Another facet of India's pragmatism was made known to me when I visited a US defense contractor yesterday for a possible sale of IT services. The security officer at the door engaged me in conversation as my contact was taking some time to come and receive me. He let me know with some apprehension in his voice that the company was moving some jobs to India. I thought back to one of our strategy sessions within our company when we talked about the $30 billion business in defense procurement that we are throwing open to global arms companies. Perhaps taking a leaf out of the United States' historical record of unreliability when it comes to arms delivery and perhaps from Pakistan's hapless experience of having paid money upfront to procure F-16s and waiting several years to get the goods (because of US sanctions after their nuclear tests), India made it manadatory for the US companies to subcontract 30 percent of the arms manufacture to Indian companies. In addition, qualitative factors such as doing business with Indian companies would feature in a decision to select a supplier. This would ensure: (1) timely delivery of arms; (2) an American stake in ensuring contract terms; (3) the development of a domestic military industrial complex in India. Besides, this relationship would closely marry American interests in improving US-India relations with doing business with the Indians. In the absence of historical, ethnic or such undefinable ties such as that the US shares with Britain, sound economics would be India's best bet to improve the relationship with America.

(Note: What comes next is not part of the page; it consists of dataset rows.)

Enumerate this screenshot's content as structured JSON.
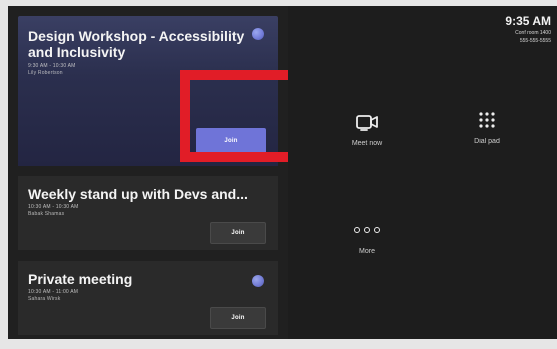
{
  "left_panel": {
    "meetings": [
      {
        "title": "Design Workshop - Accessibility and Inclusivity",
        "time": "9:30 AM - 10:30 AM",
        "organizer": "Lily Robertson",
        "join_label": "Join",
        "has_teams_icon": true
      },
      {
        "title": "Weekly stand up with Devs and...",
        "time": "10:30 AM - 10:30 AM",
        "organizer": "Babak Shamas",
        "join_label": "Join",
        "has_teams_icon": false
      },
      {
        "title": "Private meeting",
        "time": "10:30 AM - 11:00 AM",
        "organizer": "Sahara Wirsk",
        "join_label": "Join",
        "has_teams_icon": true
      }
    ]
  },
  "header": {
    "time": "9:35 AM",
    "room_name": "Conf room 1400",
    "room_phone": "555-555-5555"
  },
  "actions": [
    {
      "label": "Meet now",
      "icon": "video-camera-icon"
    },
    {
      "label": "Dial pad",
      "icon": "dialpad-icon"
    },
    {
      "label": "More",
      "icon": "more-dots-icon"
    }
  ],
  "colors": {
    "screen_bg": "#1d1d1d",
    "featured_join": "#6f74d8",
    "highlight": "#e11d27"
  }
}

My answer to the security officer was that since the company was selling several products to India the outsourcing is part of the quid pro quo that is expected in the transaction. Interestingly, the officer warmed to me visibly after I mentioned this. The oft quoted phrase 'I owe you one' seems very appropriate here.
This shows pragmatism, decisiveness and maturity in the leadership. I just wish our press would understand these larger realities and begin some responsible reportage instead of regurgitating foreign journalists or worse still, quite often agencies like Xinhua. The other party in India that I would like to see responding honourably is the CPI(M). They have been behaving more or less like an informal Chinese trade office by actively pushing for Chinese investments in India's infrastructure and decrying any deals with the US. Remarkably they have been silent about Chinese claims over Arunachal. These gentlemen and ladies of the Left need to behave like Indians before they get any respect from the rest of India. The old joke in Kerala about the Left was that they would open up their umbrellas if it was raining in China. Perhaps it's no coincidence that the Fifth Estate and the Left have so many mutual admirers (no explanations necessary here, I think).